--- START ---

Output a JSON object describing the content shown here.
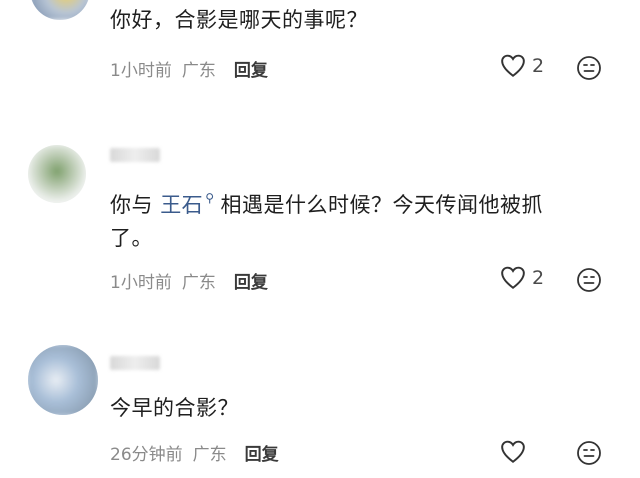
{
  "comments": [
    {
      "text": "你好，合影是哪天的事呢？",
      "time": "1小时前",
      "location": "广东",
      "reply_label": "回复",
      "like_count": "2"
    },
    {
      "text_before": "你与",
      "mention": "王石",
      "text_after": "相遇是什么时候？今天传闻他被抓",
      "text_line2": "了。",
      "time": "1小时前",
      "location": "广东",
      "reply_label": "回复",
      "like_count": "2"
    },
    {
      "text": "今早的合影？",
      "time": "26分钟前",
      "location": "广东",
      "reply_label": "回复",
      "like_count": ""
    }
  ],
  "icons": {
    "like": "heart-outline-icon",
    "reaction": "emoji-face-icon",
    "mention": "search-icon"
  },
  "colors": {
    "link": "#3b5b8c",
    "meta": "#8a8a8a",
    "text": "#1f1f1f"
  }
}
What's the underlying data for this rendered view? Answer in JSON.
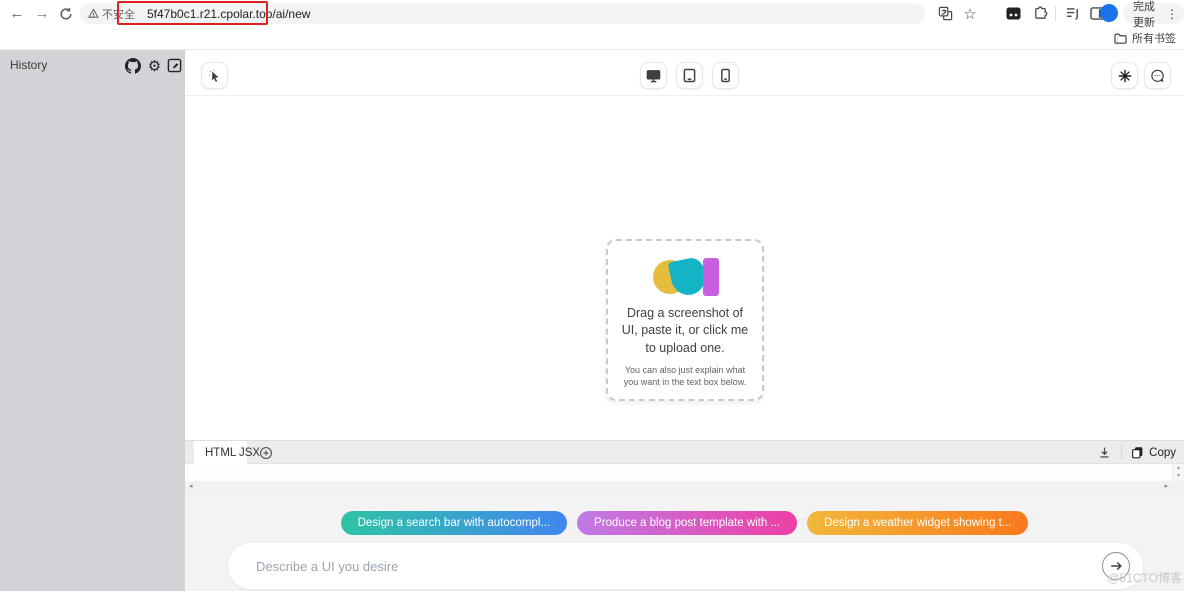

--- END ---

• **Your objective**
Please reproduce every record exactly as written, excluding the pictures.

• **Solution to the problem**
Output a JSON object describing the content shown here.
{
  "comments": [
    {
      "text": "你好，合影是哪天的事呢？",
      "time": "1小时前",
      "location": "广东",
      "reply_label": "回复",
      "like_count": "2"
    },
    {
      "text_before": "你与",
      "mention": "王石",
      "text_after": "相遇是什么时候？今天传闻他被抓",
      "text_line2": "了。",
      "time": "1小时前",
      "location": "广东",
      "reply_label": "回复",
      "like_count": "2"
    },
    {
      "text": "今早的合影？",
      "time": "26分钟前",
      "location": "广东",
      "reply_label": "回复",
      "like_count": ""
    }
  ],
  "icons": {
    "like": "heart-outline-icon",
    "reaction": "emoji-face-icon",
    "mention": "search-icon"
  },
  "colors": {
    "link": "#3b5b8c",
    "meta": "#8a8a8a",
    "text": "#1f1f1f"
  }
}
What's the underlying data for this rendered view? Answer in JSON.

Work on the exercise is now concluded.